### WORK REQUIRED
Give back all of the data unchanged. Keep every word as it is.

■ ■ ■

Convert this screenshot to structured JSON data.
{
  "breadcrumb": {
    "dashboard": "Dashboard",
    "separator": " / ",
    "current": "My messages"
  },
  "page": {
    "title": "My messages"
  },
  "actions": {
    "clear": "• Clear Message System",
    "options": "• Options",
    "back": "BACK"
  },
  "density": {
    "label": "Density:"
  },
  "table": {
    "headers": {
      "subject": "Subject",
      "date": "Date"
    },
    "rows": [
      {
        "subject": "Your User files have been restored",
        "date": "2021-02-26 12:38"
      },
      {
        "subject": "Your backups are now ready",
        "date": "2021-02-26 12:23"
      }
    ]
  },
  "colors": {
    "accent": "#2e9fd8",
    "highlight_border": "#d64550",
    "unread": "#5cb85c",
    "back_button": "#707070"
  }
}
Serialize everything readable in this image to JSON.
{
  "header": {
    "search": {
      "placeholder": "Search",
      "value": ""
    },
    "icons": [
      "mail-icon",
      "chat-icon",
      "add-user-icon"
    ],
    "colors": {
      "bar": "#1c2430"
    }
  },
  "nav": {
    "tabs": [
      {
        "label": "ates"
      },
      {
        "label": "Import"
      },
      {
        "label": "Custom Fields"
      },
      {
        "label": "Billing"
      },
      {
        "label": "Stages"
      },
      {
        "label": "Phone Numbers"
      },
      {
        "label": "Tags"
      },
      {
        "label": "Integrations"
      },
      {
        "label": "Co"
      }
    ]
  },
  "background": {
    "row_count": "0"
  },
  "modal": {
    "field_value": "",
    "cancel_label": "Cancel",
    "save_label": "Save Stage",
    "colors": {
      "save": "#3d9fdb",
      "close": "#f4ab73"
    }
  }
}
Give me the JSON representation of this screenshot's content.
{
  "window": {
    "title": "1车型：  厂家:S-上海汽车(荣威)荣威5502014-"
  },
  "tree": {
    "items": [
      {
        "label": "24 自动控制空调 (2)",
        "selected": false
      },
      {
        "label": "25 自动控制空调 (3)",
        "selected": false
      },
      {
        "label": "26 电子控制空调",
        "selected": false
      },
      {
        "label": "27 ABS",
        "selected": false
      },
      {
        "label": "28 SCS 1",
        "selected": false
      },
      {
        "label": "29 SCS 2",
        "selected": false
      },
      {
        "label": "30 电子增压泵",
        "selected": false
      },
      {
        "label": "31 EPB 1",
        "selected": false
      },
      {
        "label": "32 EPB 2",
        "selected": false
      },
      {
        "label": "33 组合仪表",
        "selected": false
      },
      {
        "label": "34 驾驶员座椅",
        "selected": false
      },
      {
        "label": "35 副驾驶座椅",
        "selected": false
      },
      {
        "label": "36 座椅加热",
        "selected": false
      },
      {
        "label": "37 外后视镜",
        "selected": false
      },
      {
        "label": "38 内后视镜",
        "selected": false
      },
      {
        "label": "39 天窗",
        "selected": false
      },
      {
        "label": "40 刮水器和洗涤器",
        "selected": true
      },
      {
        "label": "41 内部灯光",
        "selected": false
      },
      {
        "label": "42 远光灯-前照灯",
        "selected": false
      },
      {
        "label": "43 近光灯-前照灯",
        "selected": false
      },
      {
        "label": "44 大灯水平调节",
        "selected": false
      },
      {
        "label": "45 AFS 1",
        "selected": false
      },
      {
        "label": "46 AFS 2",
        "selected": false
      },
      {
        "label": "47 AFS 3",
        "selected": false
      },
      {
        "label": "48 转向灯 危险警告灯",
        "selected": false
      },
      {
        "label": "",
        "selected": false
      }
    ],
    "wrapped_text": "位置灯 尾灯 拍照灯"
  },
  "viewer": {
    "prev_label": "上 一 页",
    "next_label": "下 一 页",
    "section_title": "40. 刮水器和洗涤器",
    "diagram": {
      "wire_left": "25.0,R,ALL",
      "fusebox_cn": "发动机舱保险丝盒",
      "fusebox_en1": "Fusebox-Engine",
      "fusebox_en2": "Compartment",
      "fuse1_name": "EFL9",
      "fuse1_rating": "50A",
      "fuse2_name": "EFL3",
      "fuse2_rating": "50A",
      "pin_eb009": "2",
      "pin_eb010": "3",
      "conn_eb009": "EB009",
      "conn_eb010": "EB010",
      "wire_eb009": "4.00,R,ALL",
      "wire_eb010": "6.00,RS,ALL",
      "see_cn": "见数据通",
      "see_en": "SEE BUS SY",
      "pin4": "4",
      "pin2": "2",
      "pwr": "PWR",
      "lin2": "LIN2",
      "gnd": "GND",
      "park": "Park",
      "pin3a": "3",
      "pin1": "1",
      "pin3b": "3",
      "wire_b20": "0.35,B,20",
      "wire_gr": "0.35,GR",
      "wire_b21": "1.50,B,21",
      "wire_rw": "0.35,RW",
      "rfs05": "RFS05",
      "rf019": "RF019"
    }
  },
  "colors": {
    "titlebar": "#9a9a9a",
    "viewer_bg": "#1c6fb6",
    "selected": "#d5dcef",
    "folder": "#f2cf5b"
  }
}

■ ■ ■

### SOLUTION FOR THIS EXERCISE
Convert this screenshot to structured JSON data.
{
  "breadcrumb": {
    "dashboard": "Dashboard",
    "separator": " / ",
    "current": "My messages"
  },
  "page": {
    "title": "My messages"
  },
  "actions": {
    "clear": "• Clear Message System",
    "options": "• Options",
    "back": "BACK"
  },
  "density": {
    "label": "Density:"
  },
  "table": {
    "headers": {
      "subject": "Subject",
      "date": "Date"
    },
    "rows": [
      {
        "subject": "Your User files have been restored",
        "date": "2021-02-26 12:38"
      },
      {
        "subject": "Your backups are now ready",
        "date": "2021-02-26 12:23"
      }
    ]
  },
  "colors": {
    "accent": "#2e9fd8",
    "highlight_border": "#d64550",
    "unread": "#5cb85c",
    "back_button": "#707070"
  }
}
Serialize everything readable in this image to JSON.
{
  "header": {
    "search": {
      "placeholder": "Search",
      "value": ""
    },
    "icons": [
      "mail-icon",
      "chat-icon",
      "add-user-icon"
    ],
    "colors": {
      "bar": "#1c2430"
    }
  },
  "nav": {
    "tabs": [
      {
        "label": "ates"
      },
      {
        "label": "Import"
      },
      {
        "label": "Custom Fields"
      },
      {
        "label": "Billing"
      },
      {
        "label": "Stages"
      },
      {
        "label": "Phone Numbers"
      },
      {
        "label": "Tags"
      },
      {
        "label": "Integrations"
      },
      {
        "label": "Co"
      }
    ]
  },
  "background": {
    "row_count": "0"
  },
  "modal": {
    "field_value": "",
    "cancel_label": "Cancel",
    "save_label": "Save Stage",
    "colors": {
      "save": "#3d9fdb",
      "close": "#f4ab73"
    }
  }
}
Give me the JSON representation of this screenshot's content.
{
  "window": {
    "title": "1车型：  厂家:S-上海汽车(荣威)荣威5502014-"
  },
  "tree": {
    "items": [
      {
        "label": "24 自动控制空调 (2)",
        "selected": false
      },
      {
        "label": "25 自动控制空调 (3)",
        "selected": false
      },
      {
        "label": "26 电子控制空调",
        "selected": false
      },
      {
        "label": "27 ABS",
        "selected": false
      },
      {
        "label": "28 SCS 1",
        "selected": false
      },
      {
        "label": "29 SCS 2",
        "selected": false
      },
      {
        "label": "30 电子增压泵",
        "selected": false
      },
      {
        "label": "31 EPB 1",
        "selected": false
      },
      {
        "label": "32 EPB 2",
        "selected": false
      },
      {
        "label": "33 组合仪表",
        "selected": false
      },
      {
        "label": "34 驾驶员座椅",
        "selected": false
      },
      {
        "label": "35 副驾驶座椅",
        "selected": false
      },
      {
        "label": "36 座椅加热",
        "selected": false
      },
      {
        "label": "37 外后视镜",
        "selected": false
      },
      {
        "label": "38 内后视镜",
        "selected": false
      },
      {
        "label": "39 天窗",
        "selected": false
      },
      {
        "label": "40 刮水器和洗涤器",
        "selected": true
      },
      {
        "label": "41 内部灯光",
        "selected": false
      },
      {
        "label": "42 远光灯-前照灯",
        "selected": false
      },
      {
        "label": "43 近光灯-前照灯",
        "selected": false
      },
      {
        "label": "44 大灯水平调节",
        "selected": false
      },
      {
        "label": "45 AFS 1",
        "selected": false
      },
      {
        "label": "46 AFS 2",
        "selected": false
      },
      {
        "label": "47 AFS 3",
        "selected": false
      },
      {
        "label": "48 转向灯 危险警告灯",
        "selected": false
      },
      {
        "label": "",
        "selected": false
      }
    ],
    "wrapped_text": "位置灯 尾灯 拍照灯"
  },
  "viewer": {
    "prev_label": "上 一 页",
    "next_label": "下 一 页",
    "section_title": "40. 刮水器和洗涤器",
    "diagram": {
      "wire_left": "25.0,R,ALL",
      "fusebox_cn": "发动机舱保险丝盒",
      "fusebox_en1": "Fusebox-Engine",
      "fusebox_en2": "Compartment",
      "fuse1_name": "EFL9",
      "fuse1_rating": "50A",
      "fuse2_name": "EFL3",
      "fuse2_rating": "50A",
      "pin_eb009": "2",
      "pin_eb010": "3",
      "conn_eb009": "EB009",
      "conn_eb010": "EB010",
      "wire_eb009": "4.00,R,ALL",
      "wire_eb010": "6.00,RS,ALL",
      "see_cn": "见数据通",
      "see_en": "SEE BUS SY",
      "pin4": "4",
      "pin2": "2",
      "pwr": "PWR",
      "lin2": "LIN2",
      "gnd": "GND",
      "park": "Park",
      "pin3a": "3",
      "pin1": "1",
      "pin3b": "3",
      "wire_b20": "0.35,B,20",
      "wire_gr": "0.35,GR",
      "wire_b21": "1.50,B,21",
      "wire_rw": "0.35,RW",
      "rfs05": "RFS05",
      "rf019": "RF019"
    }
  },
  "colors": {
    "titlebar": "#9a9a9a",
    "viewer_bg": "#1c6fb6",
    "selected": "#d5dcef",
    "folder": "#f2cf5b"
  }
}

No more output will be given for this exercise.